Cardiac transplantation is now an accepted therapeutic option for patients with end-stage myocardial failure. Provided donor and recipient are appropriately selected and adequately matched, expected survival rates at one and five years are 85% and 65%, respectively. Two major challenges are encountered in clinical heart transplantation. The first is monitoring immunosuppression for adequate prevention of acute rejection and surveillance for side effects. The endomyocardial biopsy remains the gold standard for rejection surveillance, but since it is an invasive procedure which can only be performed at arbitrary time intervals, the search for non-invasive methods continues. The approach to immunosuppression currently practised by most centers is that of combination drug therapy, which allows low doses with decreased potential for side effects. At Stanford, immunosuppression is usually initiated with OKT3, corticosteroids, and cyclosporine, and maintained with a combination of steroids, cyclosporine, and azathioprine. The most frequently encountered complications include bacterial and opportunistic infections, cyclosporine nephrotoxicity, and malignancy. The second challenge is accelerated coronary disease, which has emerged as the major factor limiting long-term survival. It is usually clinically silent and often presents with sudden death, acute myocardial infarction, or progressive unexplained graft failure. Coronary arteriography is currently the only method for premorbid diagnosis, and retransplantation the only effective therapy.

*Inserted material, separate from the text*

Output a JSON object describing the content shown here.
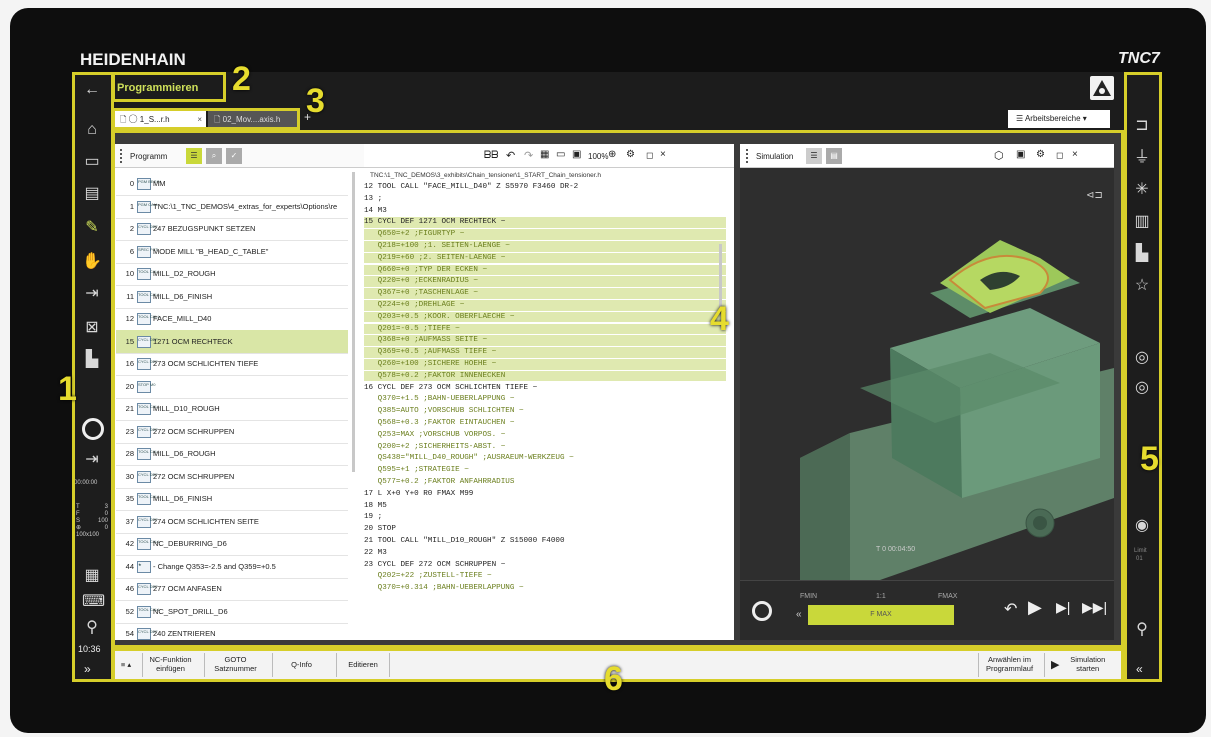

View details for Web of Science ID A1989AL50400001

View details for PubMedID 2671079